Dealing with international machinery can be difficult because of all the varying components and usage instructions required for proper functionality. However, there are typically international standards for the various excavator types, which have universal terms that allow operators worldwide to utilize them efficiently. 

Working with different types of excavation equipment might vary in terms of their degrees of complications, but instructions are similar when the terminologies are studied. Operators typically have their own names for these as they become more familiar with the equipment handed to them, known by various teams that work around a job site. If you’re wondering about the basics, here are some of the popular terms that surround the use of different excavator types:

1. Backfill Blade

This term is similarly known as the dozer blade, which is a blade that doubles as an anchor for wheel-based excavators to remain in-place. This component can also help push excess material and flatten it out to ensure that the unit can move freely and effortlessly in uneven terrain. 

2. Boom Arm

The term “boom” involves the angled arm that connects the excavator to the component used to clear out debris. The cockpit usually controls these to extend and raise to move material from one side to another. Some workers refer to this piece as the “dipper” or a “stick.” Knuckle boom arms can move left and right alongside the machine, which puts them at an advantage over the traditional variant that only moves up and down. 

3. The Bucket

The bucket is typically an attachment at the end of the boom arm of some excavator types. The different types of excavation equipment can have buckets mounted to the arm and even on the front to push debris out of the way. There are also variants for special uses, such as general-purpose buckets and those made for rocks or mud for more efficient usage. 

4. Ground Weight Pressure

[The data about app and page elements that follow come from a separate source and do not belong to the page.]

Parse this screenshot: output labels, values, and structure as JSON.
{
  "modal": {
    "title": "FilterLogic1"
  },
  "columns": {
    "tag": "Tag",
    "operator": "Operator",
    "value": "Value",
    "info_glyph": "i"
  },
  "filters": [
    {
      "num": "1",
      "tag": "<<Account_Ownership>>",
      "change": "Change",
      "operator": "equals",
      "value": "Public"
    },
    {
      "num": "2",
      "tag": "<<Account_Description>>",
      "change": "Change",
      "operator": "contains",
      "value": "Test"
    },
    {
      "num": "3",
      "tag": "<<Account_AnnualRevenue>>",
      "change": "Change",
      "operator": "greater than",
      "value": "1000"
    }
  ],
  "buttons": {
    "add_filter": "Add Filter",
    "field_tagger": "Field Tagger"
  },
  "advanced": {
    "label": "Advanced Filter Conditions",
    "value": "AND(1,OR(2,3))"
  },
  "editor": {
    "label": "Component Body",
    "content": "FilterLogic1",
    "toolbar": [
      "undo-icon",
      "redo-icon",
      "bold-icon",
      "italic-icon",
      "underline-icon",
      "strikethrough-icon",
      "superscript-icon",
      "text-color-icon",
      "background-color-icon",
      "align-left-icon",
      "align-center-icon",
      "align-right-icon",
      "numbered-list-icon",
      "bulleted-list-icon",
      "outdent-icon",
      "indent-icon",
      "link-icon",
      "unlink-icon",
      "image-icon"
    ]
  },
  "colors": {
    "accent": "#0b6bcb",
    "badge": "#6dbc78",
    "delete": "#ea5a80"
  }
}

Since the different types of excavation equipment have varying weights and movement methods, their ground weight pressure matters. Subsequently, ground weight pressure is a measurement of the weight an excavator has spread through the undercarriage. 

5. Ground Clearance

In terms of vehicles and other machines, ground clearance matters because this affects excavator types’ movement and navigation. Some excavators like tread-based ones will have little to no lift with the ground between the treads, while wheel-based ones will have a slight distance between these. Choosing the right equipment for the job depends on the site, as some will require a machine with higher ground clearance to solve the problem. 

6. Grousers

Excavators that run on tracks will typically be built with rib-like protrusions called grousers to provide grip and traction on unstable terrain. These are essential in most job sites, as mud and gravel can quickly shift and cause instabilities. 

7. The House

If you’ve ever seen an excavator’s cockpit, this is usually called the unit’s house. Not only does it house the operator, but it is home to the fuel tank, hydraulic fluid tank, engine, and even the counterweights. The house is commonly known as the cab, which sits above the undercarriage where visibility and operation are improved. 

8. Maximum Bucket Forces

Not all excavator types are created equal, as some have a maximum bucket force that is lower than others, meaning less pressure can be applied to excavate heavy materials. There is a recommended range of use for each machine, and overexerting the maximum forces can cause issues, accidents, or other damages to the equipment. 

9. Operating Weight

The different types of excavation equipment’s operating weight are the machine’s total weight with an operator and a full set of fluids like fuel and hydraulic fluids. This measurement will determine what excavator type is right for a job site or construction environment. 

10. Swamp Pads

During operations, when the job site’s ground is soft, a swamp pad will be used to keep the tracks or wheels of an excavator from sinking into the ground and getting stuck. These pads are typically made of wood and are large enough to fit the machine. 

Conclusion

International machinery may come in many variants, but similar terms bring them together. The different types of excavation equipment are easily used with the right knowledge and the best operators handling the machines. Study these terms to determine what you need for the job site at hand. 

Heavy Duty Direct is a premium supplier of excavators, trucks, trailers, heavy machinery, and industrial operations equipment. With a wide variety of different kinds of excavators and international machinery in Canada, there is always something ready for all entities who wish to get into industrial work. Contact us to learn more about our products and services.